As lead singer for the New York Dolls, David Johansen was flashing Maybelline lips and fishnet stockings before Boy George ever plucked an eyebrow. Trouble was, that was back in the safe-rock early ’70s, and Johansen’s protopunk band never really sashayed into mainstream acceptance. Nor did Johansen himself, during a so-so solo career that followed the Dolls’ demise in 1975. So…what’s an aging rocker to do when faced with the showbiz boneyard?
Reincarnate! Meet Buster Poindexter, Vegas-style lounge lush and cabaret showman extraordinaire.
Poindexter (né Johansen, 38) sings his tunes in a tux these days and wears nothing more shocking than sheer black knee-highs beneath his trousers (okay, so they’ve got polka dots). The name comes from childhood cronies: “On the street, they called me Buster,” he says. “Then they’d catch me with books and call me Poindexter, so it’s kind of an intellectual punk or something.” His act stretches from Louis Armstrong blues to happy-hour saloon standards, and it’s so old-fashioned it’s slick. His new LP (Buster Poindexter) has been dubbed “the party album of the year” by Rolling Stone, his video for the single Hot Hot Hot plays all day on the TV music channels, and even the Staten Island [N.Y.] Cat Shelter requested a benefit performance. (“Don’t worry boys, I told them we couldn’t make it,” he assured his band.) Proof positive that he’s not just another parody, Poindexter habitually scoops up New York Music Awards, even beating such old-school vets as Margaret Whiting and Blossom Dearie for Best Cabaret Singer honors. With guest shots on The Tonight Show and Saturday Night Live, and his mug grinning out from Amaretto ads in magazines everywhere, Poindexter is hotter than an electric blanket.
“I know some people think, ‘Oh, Johansen puts on a tuxedo and thinks he’s somebody else,’ ” he says in a rock-worn rasp. “But it’s me, really. Sometimes I’ve found that by getting into a certain drag, or a certain feeling, you can cast off your mortal coil and really do something. I don’t know if it’s important, but it’s something. It’s entertainment.”
And it’s entertainment of the time-tested variety. Poindexter culls his reggae and retro repertoire from a “nutty little collection” of 1,500 albums. Onstage, backed by his five-piece Banshees of Blue and an endless stream of Bombay martinis, he acts the soul of seedy sophistication as he steams through his high-energy set.
Between songs, in his joking patter, Poindexter recalls a rock ‘n’ roll past in which days began with an oversize Bloody Mary, a dunk in a bucket of ice and a dab of Preparation H beneath the eyes (“the dependable Detroit eye-tuck”). He tells tales of sitting in a Jamaican bar awaiting reggae star Eek-A-Mouse (“who would have made a fantastic basketball player if not for his sinsemilla problem”) and spotting Noel Coward: “He looked familiar, like maybe he’d been a fourth at my mother’s house for bridge.”
Not likely.

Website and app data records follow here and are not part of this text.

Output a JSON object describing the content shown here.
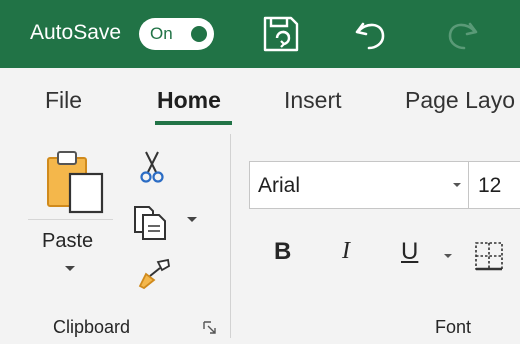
{
  "titlebar": {
    "autosave_label": "AutoSave",
    "autosave_state": "On",
    "icons": [
      "save-icon",
      "undo-icon",
      "redo-icon"
    ],
    "brand_color": "#217346"
  },
  "tabs": [
    {
      "label": "File",
      "active": false
    },
    {
      "label": "Home",
      "active": true
    },
    {
      "label": "Insert",
      "active": false
    },
    {
      "label": "Page Layo",
      "active": false
    }
  ],
  "clipboard": {
    "paste_label": "Paste",
    "group_label": "Clipboard",
    "icons": [
      "paste-icon",
      "cut-icon",
      "copy-icon",
      "format-painter-icon",
      "dialog-launcher-icon"
    ]
  },
  "font": {
    "font_name": "Arial",
    "font_size": "12",
    "bold_label": "B",
    "italic_label": "I",
    "underline_label": "U",
    "group_label": "Font"
  }
}
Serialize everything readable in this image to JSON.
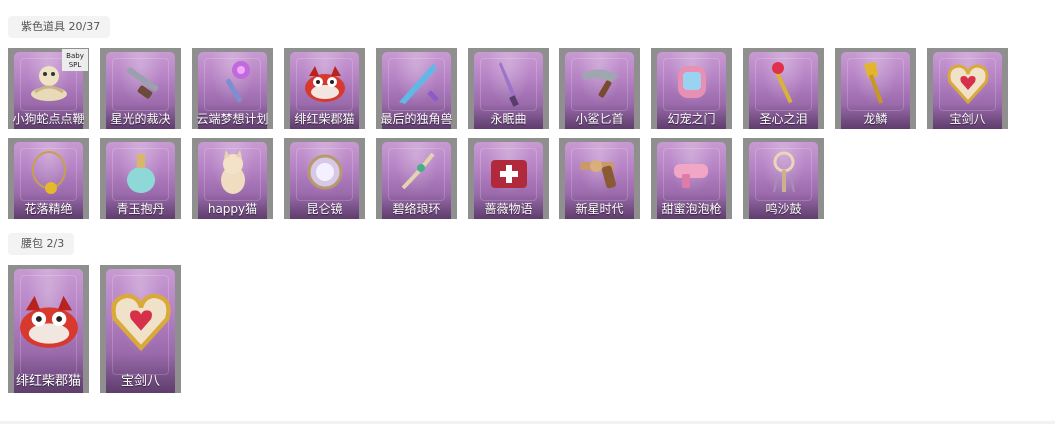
{
  "sections": [
    {
      "title": "紫色道具 20/37",
      "items": [
        {
          "name": "小狗蛇点点鞭",
          "icon": "snake-whip-icon"
        },
        {
          "name": "星光的裁决",
          "icon": "shotgun-icon"
        },
        {
          "name": "云端梦想计划",
          "icon": "mace-icon"
        },
        {
          "name": "绯红柴郡猫",
          "icon": "red-cat-icon"
        },
        {
          "name": "最后的独角兽",
          "icon": "unicorn-horn-icon"
        },
        {
          "name": "永眠曲",
          "icon": "dagger-icon"
        },
        {
          "name": "小鲨匕首",
          "icon": "shark-dagger-icon"
        },
        {
          "name": "幻宠之门",
          "icon": "pet-gate-icon"
        },
        {
          "name": "圣心之泪",
          "icon": "scepter-icon"
        },
        {
          "name": "龙鳞",
          "icon": "golden-shovel-icon"
        },
        {
          "name": "宝剑八",
          "icon": "heart-shield-icon"
        },
        {
          "name": "花落精绝",
          "icon": "flower-necklace-icon"
        },
        {
          "name": "青玉抱丹",
          "icon": "jade-bottle-icon"
        },
        {
          "name": "happy猫",
          "icon": "cat-plush-icon"
        },
        {
          "name": "昆仑镜",
          "icon": "mirror-icon"
        },
        {
          "name": "碧络琅环",
          "icon": "jade-ring-icon"
        },
        {
          "name": "蔷薇物语",
          "icon": "medkit-icon"
        },
        {
          "name": "新星时代",
          "icon": "revolver-icon"
        },
        {
          "name": "甜蜜泡泡枪",
          "icon": "bubble-gun-icon"
        },
        {
          "name": "鸣沙鼓",
          "icon": "drum-icon"
        }
      ]
    },
    {
      "title": "腰包 2/3",
      "items": [
        {
          "name": "绯红柴郡猫",
          "icon": "red-cat-icon"
        },
        {
          "name": "宝剑八",
          "icon": "heart-shield-icon"
        }
      ]
    }
  ],
  "corner_stamp": "Baby SPL"
}
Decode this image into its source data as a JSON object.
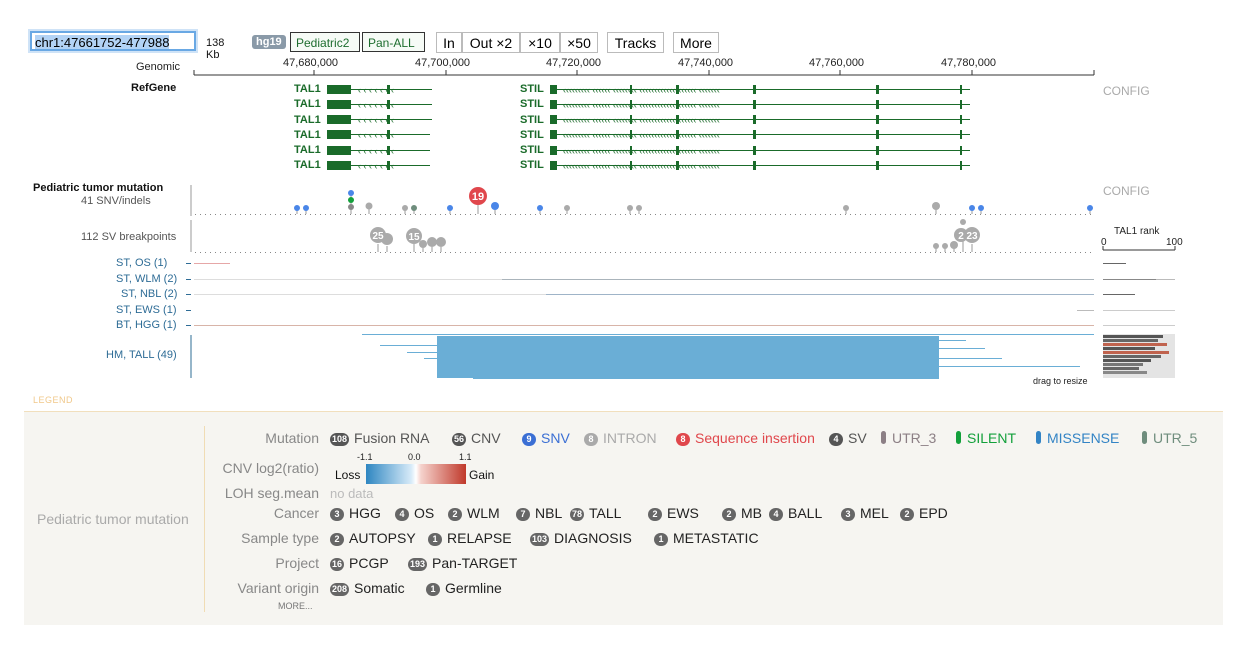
{
  "toolbar": {
    "coordinate": "chr1:47661752-477988",
    "size": "138 Kb",
    "genome": "hg19",
    "datasets": [
      "Pediatric2",
      "Pan-ALL"
    ],
    "zoom": [
      "In",
      "Out ×2",
      "×10",
      "×50"
    ],
    "tracks_label": "Tracks",
    "more_label": "More"
  },
  "ruler": {
    "label": "Genomic",
    "ticks": [
      "47,680,000",
      "47,700,000",
      "47,720,000",
      "47,740,000",
      "47,760,000",
      "47,780,000"
    ]
  },
  "refgene": {
    "label": "RefGene",
    "config": "CONFIG",
    "genes": [
      "TAL1",
      "TAL1",
      "TAL1",
      "TAL1",
      "TAL1",
      "TAL1",
      "STIL",
      "STIL",
      "STIL",
      "STIL",
      "STIL",
      "STIL"
    ]
  },
  "mutation_track": {
    "title": "Pediatric tumor mutation",
    "snv_label": "41 SNV/indels",
    "sv_label": "112 SV breakpoints",
    "config": "CONFIG",
    "snv_bubble": "19",
    "sv_bubbles": [
      "25",
      "15",
      "2",
      "23"
    ],
    "rank_title": "TAL1 rank",
    "rank_min": "0",
    "rank_max": "100",
    "samples": [
      "ST, OS (1)",
      "ST, WLM (2)",
      "ST, NBL (2)",
      "ST, EWS (1)",
      "BT, HGG (1)",
      "HM, TALL (49)"
    ],
    "drag_hint": "drag to resize"
  },
  "legend": {
    "header": "LEGEND",
    "track_name": "Pediatric tumor mutation",
    "mutation_label": "Mutation",
    "mutation_items": [
      {
        "badge": "108",
        "label": "Fusion RNA",
        "color": "#555555",
        "kind": "badge"
      },
      {
        "badge": "56",
        "label": "CNV",
        "color": "#555555",
        "kind": "badge"
      },
      {
        "badge": "9",
        "label": "SNV",
        "color": "#3b6fd4",
        "kind": "badge"
      },
      {
        "badge": "8",
        "label": "INTRON",
        "color": "#aaaaaa",
        "kind": "badge"
      },
      {
        "badge": "8",
        "label": "Sequence insertion",
        "color": "#e0474c",
        "kind": "badge"
      },
      {
        "badge": "4",
        "label": "SV",
        "color": "#555555",
        "kind": "badge"
      },
      {
        "badge": "",
        "label": "UTR_3",
        "color": "#8c7f85",
        "kind": "pill"
      },
      {
        "badge": "",
        "label": "SILENT",
        "color": "#13a03b",
        "kind": "pill"
      },
      {
        "badge": "",
        "label": "MISSENSE",
        "color": "#3384c5",
        "kind": "pill"
      },
      {
        "badge": "",
        "label": "UTR_5",
        "color": "#6f8d7d",
        "kind": "pill"
      }
    ],
    "cnv_label": "CNV log2(ratio)",
    "cnv_ticks": [
      "-1.1",
      "0.0",
      "1.1"
    ],
    "cnv_loss": "Loss",
    "cnv_gain": "Gain",
    "loh_label": "LOH seg.mean",
    "loh_value": "no data",
    "cancer_label": "Cancer",
    "cancer_items": [
      {
        "badge": "3",
        "label": "HGG"
      },
      {
        "badge": "4",
        "label": "OS"
      },
      {
        "badge": "2",
        "label": "WLM"
      },
      {
        "badge": "7",
        "label": "NBL"
      },
      {
        "badge": "78",
        "label": "TALL"
      },
      {
        "badge": "2",
        "label": "EWS"
      },
      {
        "badge": "2",
        "label": "MB"
      },
      {
        "badge": "4",
        "label": "BALL"
      },
      {
        "badge": "3",
        "label": "MEL"
      },
      {
        "badge": "2",
        "label": "EPD"
      }
    ],
    "sample_type_label": "Sample type",
    "sample_type_items": [
      {
        "badge": "2",
        "label": "AUTOPSY"
      },
      {
        "badge": "1",
        "label": "RELAPSE"
      },
      {
        "badge": "103",
        "label": "DIAGNOSIS"
      },
      {
        "badge": "1",
        "label": "METASTATIC"
      }
    ],
    "project_label": "Project",
    "project_items": [
      {
        "badge": "16",
        "label": "PCGP"
      },
      {
        "badge": "193",
        "label": "Pan-TARGET"
      }
    ],
    "origin_label": "Variant origin",
    "origin_items": [
      {
        "badge": "208",
        "label": "Somatic"
      },
      {
        "badge": "1",
        "label": "Germline"
      }
    ],
    "more": "MORE..."
  }
}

Johansen grew up in middle-class Staten Island, the third child in a family of six. His Norwegian-born father, who died two years ago, sang light opera before becoming an insurance salesman. His mother, Helen, an ex-librarian, is Irish. Johansen admits that he “was on another planet” during most of his school years but says that he bypassed adolescent angst by knowing early that he wanted to sing. He bypassed college by joining the late Charles Ludlam’s Ridiculous Theatrical Company, a campy, avant-garde acting troupe, and soon after, the New York Dolls.
While Poindexter is pushing his new album, Johansen is plunging into an acting career. Cameos in director Rudy Wurlitzer’s Candy Mountain and Jonathan Demme’s Married to the Mob are in the can, and he’s now working with Bill Murray in an update of A Christmas Carol, due in December. “Bill saw the show and became a devotee,” Buster chortles. “He’s my guru.” (Murray also appears in Buster’s Hot video.)
Away from the cameras and cabarets, Poindexter shares a cramped one-bedroom Manhattan apartment with his wife, Kate Simon, a portrait photographer. The couple is scouting the realty ads for larger quarters and plans to start a family soon, says Simon. For now, though, her hubby’s dual personae will have to be company enough. “I’m doing exactly what I want to do, and I’m having fun doing it,” he says. “Buster can have this great life in the public eye and take the rap for everything, and then David can go home. It’s the most brilliant thing I’ve ever done.”